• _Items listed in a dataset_
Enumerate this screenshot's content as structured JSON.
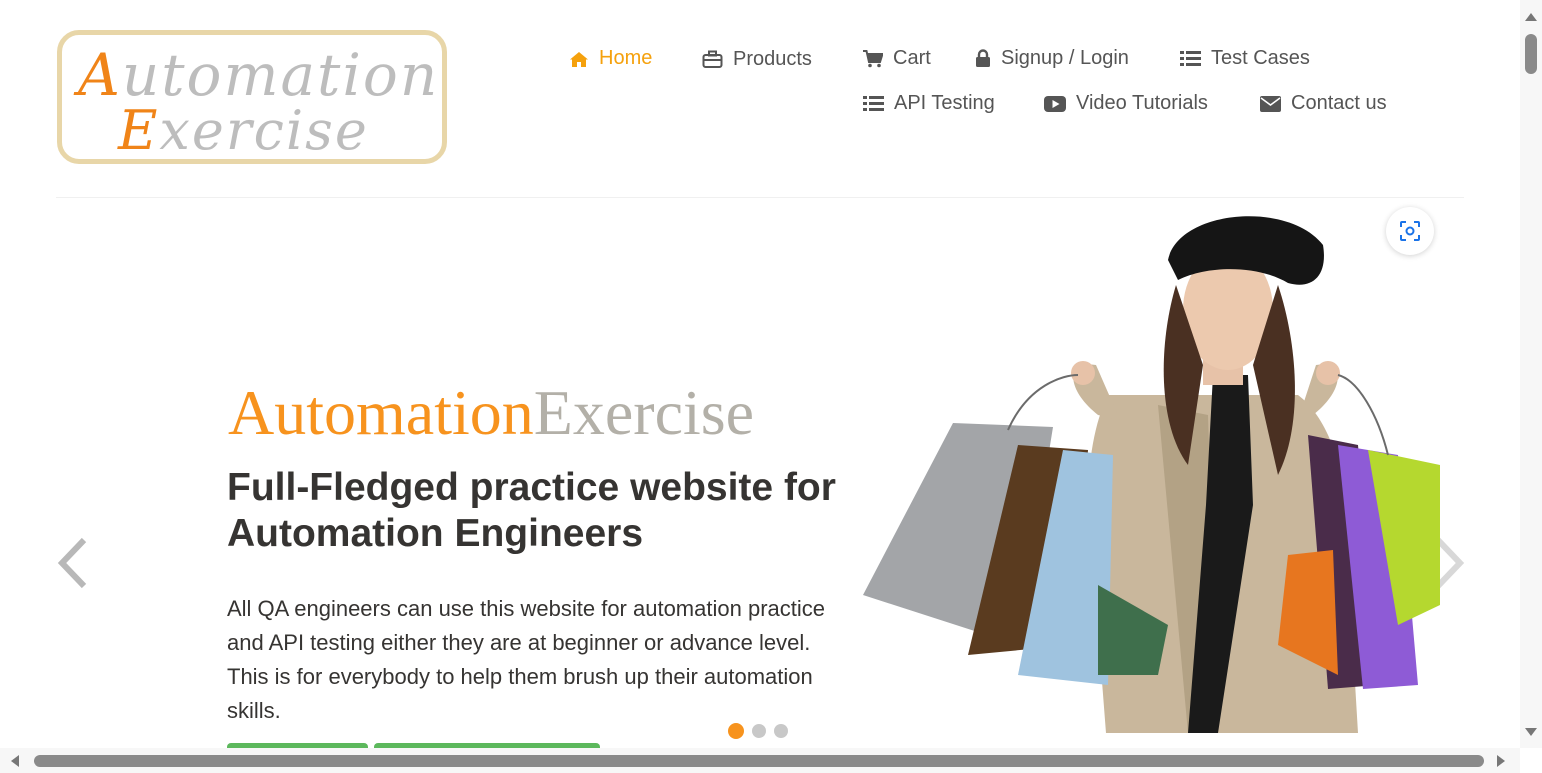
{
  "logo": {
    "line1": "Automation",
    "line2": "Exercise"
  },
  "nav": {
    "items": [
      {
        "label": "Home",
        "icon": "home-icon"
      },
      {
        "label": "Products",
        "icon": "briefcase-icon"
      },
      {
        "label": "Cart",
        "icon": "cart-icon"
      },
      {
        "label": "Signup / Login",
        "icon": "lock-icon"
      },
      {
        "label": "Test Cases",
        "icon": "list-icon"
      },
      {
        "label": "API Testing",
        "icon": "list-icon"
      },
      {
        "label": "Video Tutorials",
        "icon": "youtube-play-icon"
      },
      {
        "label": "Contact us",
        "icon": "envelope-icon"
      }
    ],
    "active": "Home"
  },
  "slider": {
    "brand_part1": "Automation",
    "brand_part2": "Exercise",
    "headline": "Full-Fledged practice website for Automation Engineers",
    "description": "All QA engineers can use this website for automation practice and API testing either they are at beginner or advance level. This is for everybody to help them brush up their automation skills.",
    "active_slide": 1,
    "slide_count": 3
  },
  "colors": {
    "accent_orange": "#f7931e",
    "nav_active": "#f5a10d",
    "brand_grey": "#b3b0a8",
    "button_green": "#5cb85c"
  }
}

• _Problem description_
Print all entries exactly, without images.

• _Task response_
Enumerate this screenshot's content as structured JSON.
{
  "logo": {
    "line1": "Automation",
    "line2": "Exercise"
  },
  "nav": {
    "items": [
      {
        "label": "Home",
        "icon": "home-icon"
      },
      {
        "label": "Products",
        "icon": "briefcase-icon"
      },
      {
        "label": "Cart",
        "icon": "cart-icon"
      },
      {
        "label": "Signup / Login",
        "icon": "lock-icon"
      },
      {
        "label": "Test Cases",
        "icon": "list-icon"
      },
      {
        "label": "API Testing",
        "icon": "list-icon"
      },
      {
        "label": "Video Tutorials",
        "icon": "youtube-play-icon"
      },
      {
        "label": "Contact us",
        "icon": "envelope-icon"
      }
    ],
    "active": "Home"
  },
  "slider": {
    "brand_part1": "Automation",
    "brand_part2": "Exercise",
    "headline": "Full-Fledged practice website for Automation Engineers",
    "description": "All QA engineers can use this website for automation practice and API testing either they are at beginner or advance level. This is for everybody to help them brush up their automation skills.",
    "active_slide": 1,
    "slide_count": 3
  },
  "colors": {
    "accent_orange": "#f7931e",
    "nav_active": "#f5a10d",
    "brand_grey": "#b3b0a8",
    "button_green": "#5cb85c"
  }
}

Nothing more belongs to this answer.